“I desperately needed a break from reality and to surround myself with people who knew nothing about me. Back in the United States, I had become vocal about my experience as a survivor of rape on my college campus. I knew that I had the opportunity to go to Israel and connect with my fellow chevre without feeling as though I had to identify myself as a survivor or activist. I needed to separate myself from that life for a bit in order to find the best way to remain an empowered advocate without wearing myself down. I could dig back down into my roots, refresh my soul, and come out stronger and ready for whatever would come my way.
“During my (last-minute) second week of Livnot, I decided to open up about my experience. I knew I could trust my new friends to not change their views of me and to help guide me through ensuring that my final week reached its maximum potential. As public as I had been with my experience, I was still looking for ways to heal. A few of the incredible women I had grown close to accompanied me to a mikvah. I was entering a pool of water completely bare in the mountains of Israel, vision guided only by starlight, surrounded by women who had become family in just a week – and it was there that I regained a sense of self. Though it was a cold winter night, it had been years since I had felt so warm.
“In the subsequent days, I was told I looked lighter, and that my eyes were shining in a way they hadn’t before. I felt it, too. I vowed to never allow that feeling to leave me – on my most difficult days to bring myself back to that night when I felt the power of a world greater than myself, but also felt my own power to make a difference in that world.
“It turned out that I would need that feeling more than I could have anticipated. Just a few weeks after returning from Israel, I had the incredible honor of being invited onstage at the Academy Awards alongside 50 survivors of sexual assault while Lady Gaga performed “Til It Happens to You” (from the documentary The Hunting Ground, which I had been a part of). I had the absolute pleasure of meeting Vice President Joseph Biden, a man who is making an enormous difference in the way the nation views sexual assault. Every soul that I met there had an impactful story. When I returned home, I received a flood of emails and text messages from people who wanted to share their experiences with me. I used the energy I regained on Livnot to keep myself going in order to keep helping others.

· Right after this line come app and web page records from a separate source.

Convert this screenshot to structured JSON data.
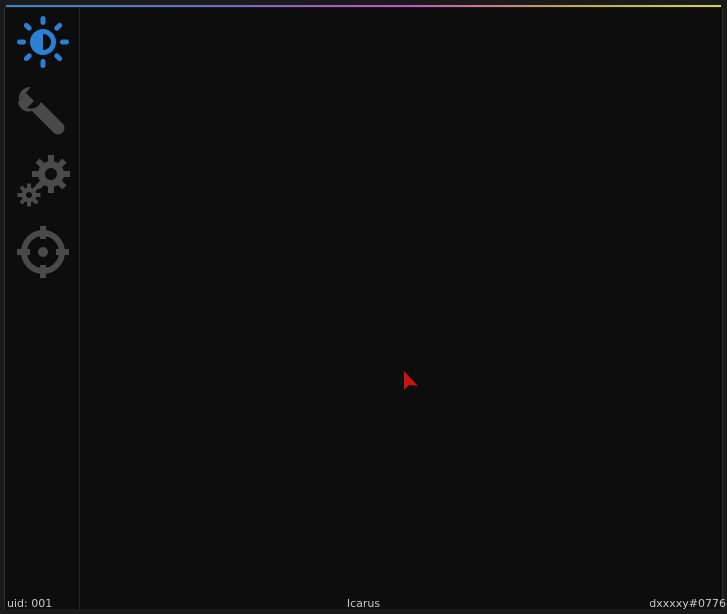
{
  "colors": {
    "accent": "#2b7fd4",
    "icon_inactive": "#4a4a4a",
    "background": "#0d0d0d",
    "cursor": "#cc1111"
  },
  "sidebar": {
    "items": [
      {
        "icon": "brightness-icon",
        "active": true
      },
      {
        "icon": "wrench-icon",
        "active": false
      },
      {
        "icon": "gears-icon",
        "active": false
      },
      {
        "icon": "crosshair-icon",
        "active": false
      }
    ]
  },
  "status": {
    "uid": "uid: 001",
    "name": "Icarus",
    "id": "dxxxxy#0776"
  }
}
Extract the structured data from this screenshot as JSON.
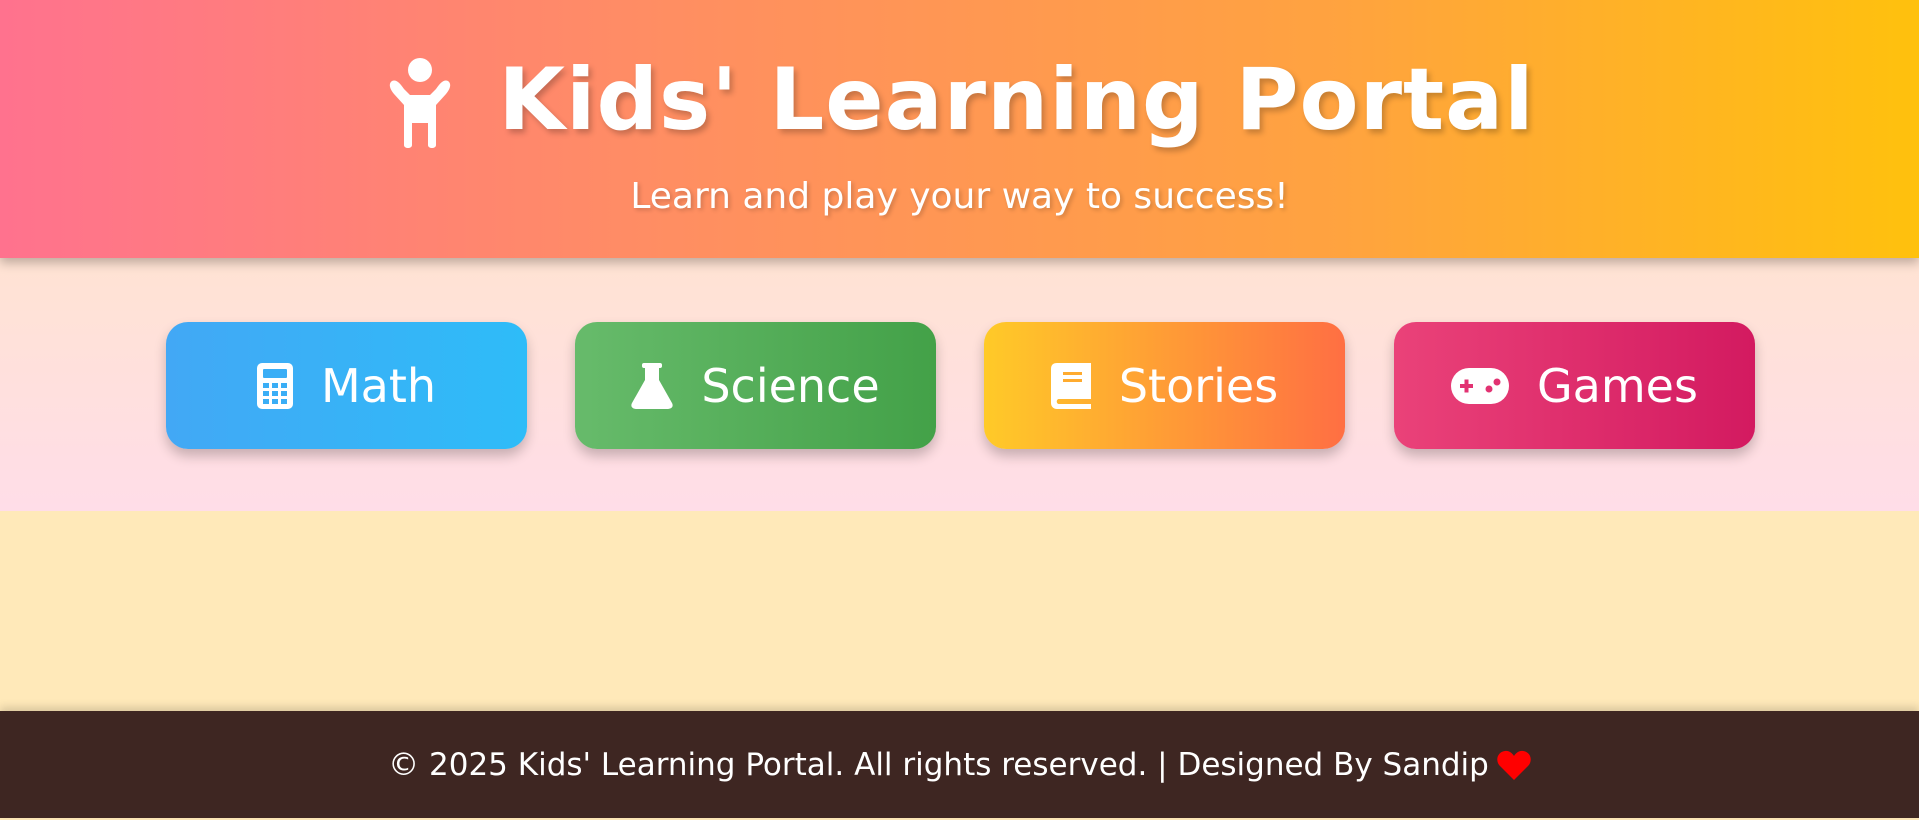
{
  "header": {
    "title": "Kids' Learning Portal",
    "subtitle": "Learn and play your way to success!",
    "icon": "child-icon"
  },
  "nav": {
    "items": [
      {
        "label": "Math",
        "icon": "calculator-icon",
        "color": "#42a8f5"
      },
      {
        "label": "Science",
        "icon": "flask-icon",
        "color": "#4caf50"
      },
      {
        "label": "Stories",
        "icon": "book-icon",
        "color": "#ff9d34"
      },
      {
        "label": "Games",
        "icon": "gamepad-icon",
        "color": "#e23272"
      }
    ]
  },
  "footer": {
    "text": "© 2025 Kids' Learning Portal. All rights reserved. | Designed By Sandip",
    "icon": "heart-icon",
    "icon_color": "#ff0000"
  },
  "colors": {
    "header_start": "#ff728e",
    "header_end": "#ffc10d",
    "footer_bg": "#3e2622",
    "content_bg": "#ffe9b9"
  }
}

“As a member of RAINN’s (Rape, Abuse & Incest National Network) Speakers Bureau, I have the opportunity to share my story and education with others. I have worked with universities, members of Greek life, high school students, football teams, and politicians. My main focus has been encouraging universities to reevaluate their sexual assault policies, provide better resources for survivors, and openly support survivors instead of sweeping cases under the rug.

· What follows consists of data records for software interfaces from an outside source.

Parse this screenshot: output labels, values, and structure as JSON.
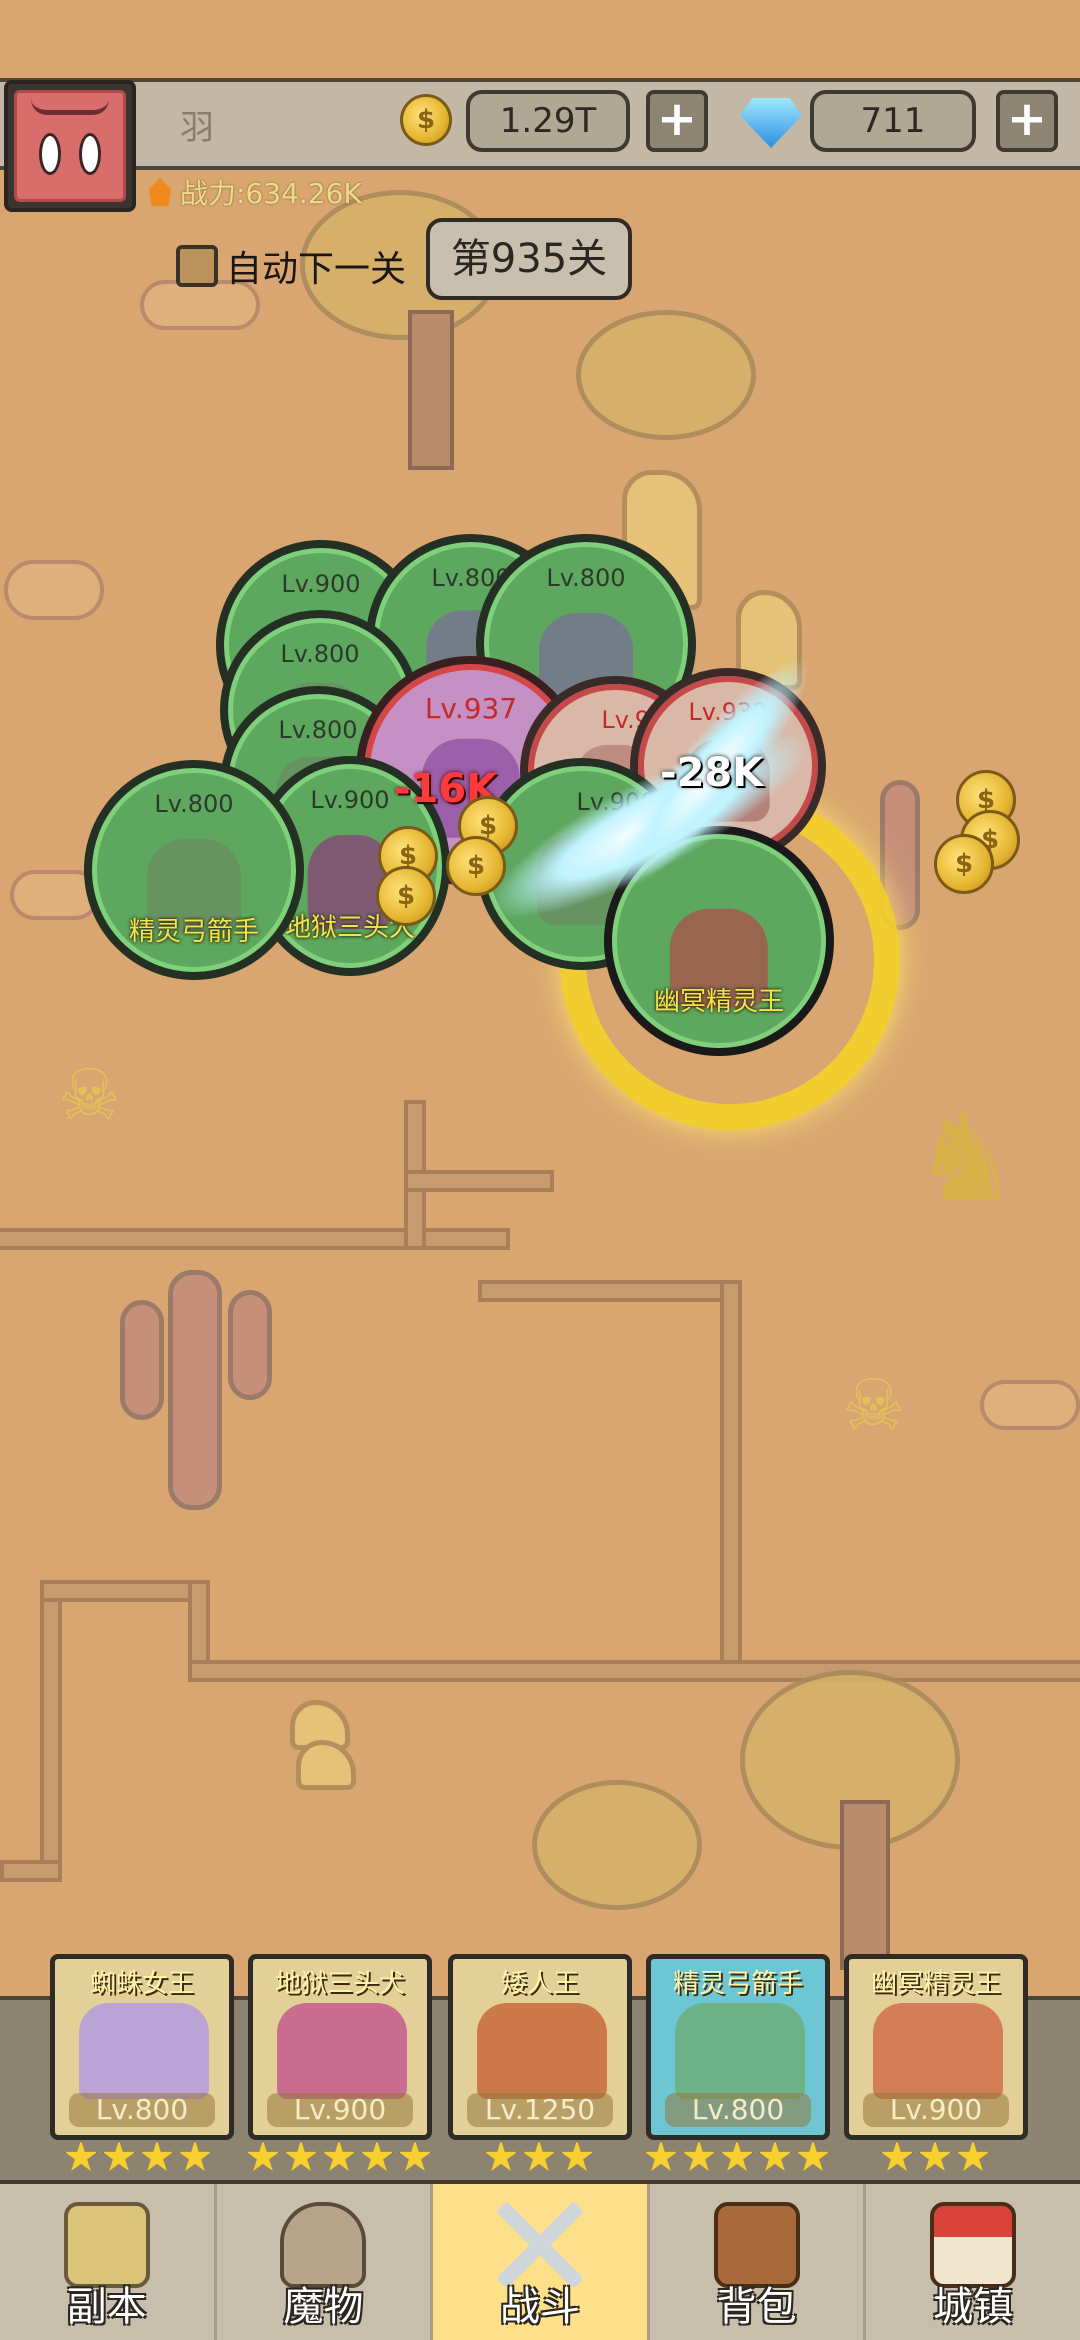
{
  "player": {
    "name": "羽",
    "power_label": "战力:634.26K",
    "gold": "1.29T",
    "gems": "711"
  },
  "stage": {
    "auto_next_label": "自动下一关",
    "current": "第935关"
  },
  "units": [
    {
      "level": "Lv.900",
      "side": "ally"
    },
    {
      "level": "Lv.800",
      "side": "ally"
    },
    {
      "level": "Lv.800",
      "side": "ally"
    },
    {
      "level": "Lv.800",
      "side": "ally"
    },
    {
      "level": "Lv.800",
      "side": "ally"
    },
    {
      "level": "Lv.900",
      "side": "ally"
    },
    {
      "level": "Lv.937",
      "side": "enemy"
    },
    {
      "level": "Lv.932",
      "side": "enemy"
    },
    {
      "level": "Lv.932",
      "side": "enemy"
    },
    {
      "level": "Lv.900",
      "side": "ally"
    },
    {
      "level": "Lv.800",
      "side": "ally",
      "name": "精灵弓箭手"
    },
    {
      "level": "Lv.900",
      "side": "ally",
      "name": "地狱三头犬"
    },
    {
      "side": "ally",
      "name": "幽冥精灵王"
    }
  ],
  "damage_numbers": [
    "-16K",
    "-28K"
  ],
  "heroes": [
    {
      "name": "蜘蛛女王",
      "level": "Lv.800",
      "stars": 4,
      "color": "#b59be0"
    },
    {
      "name": "地狱三头犬",
      "level": "Lv.900",
      "stars": 5,
      "color": "#c45a8e"
    },
    {
      "name": "矮人王",
      "level": "Lv.1250",
      "stars": 3,
      "color": "#c76a3a"
    },
    {
      "name": "精灵弓箭手",
      "level": "Lv.800",
      "stars": 5,
      "color": "#6fae7a"
    },
    {
      "name": "幽冥精灵王",
      "level": "Lv.900",
      "stars": 3,
      "color": "#d0704a"
    }
  ],
  "nav": [
    {
      "label": "副本",
      "icon": "map-scroll-icon",
      "active": false
    },
    {
      "label": "魔物",
      "icon": "horned-helmet-icon",
      "active": false
    },
    {
      "label": "战斗",
      "icon": "crossed-swords-icon",
      "active": true
    },
    {
      "label": "背包",
      "icon": "backpack-icon",
      "active": false
    },
    {
      "label": "城镇",
      "icon": "town-house-icon",
      "active": false
    }
  ],
  "colors": {
    "ally_fill": "#5ea75e",
    "enemy_ring": "#d54646",
    "gold_ring": "#f4d22a",
    "active_tab": "#ffe08a"
  }
}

“I recently returned to the URJ Kutz Camp, the summer camp I attended and worked at, to run programming on healthy relationships and consent. I am partnered with MTV, RAINN, and change.org to push a petition in favor of a piece of bi-partisan legislation that would greatly support survivors on college campuses (Campus Accountability and Safety Act). In August, I will begin working for The Religious Action Center of Reform Judaism as a part of the Eisendrath Legislative Assistant Fellowship, where I will connect my passions for Judaism, social justice, and policy.
“I feel strongly about the tie between Judaism and social justice. This is a concept that was reaffirmed through Livnot. Activism and advocacy is ingrained in the culture of Livnot, from staff to chevre. I felt that I was sent back into the “real world” (i.e. away from the mysticism of Tzfat) with a mission. I was charged with the undertaking of making the world a better place, in a world where having friends over for Shabbat dinner and singing at an old-age home influences, not just my life and the lives of those directly touched, but makes the world better. I was taught that every little thing that reaches even one person has the ability to fix the world.
“If sharing my story helps one person, then it is worth it. I intend to continue my activism, share my voice, and contribute to making the world a kehillah kedosha.”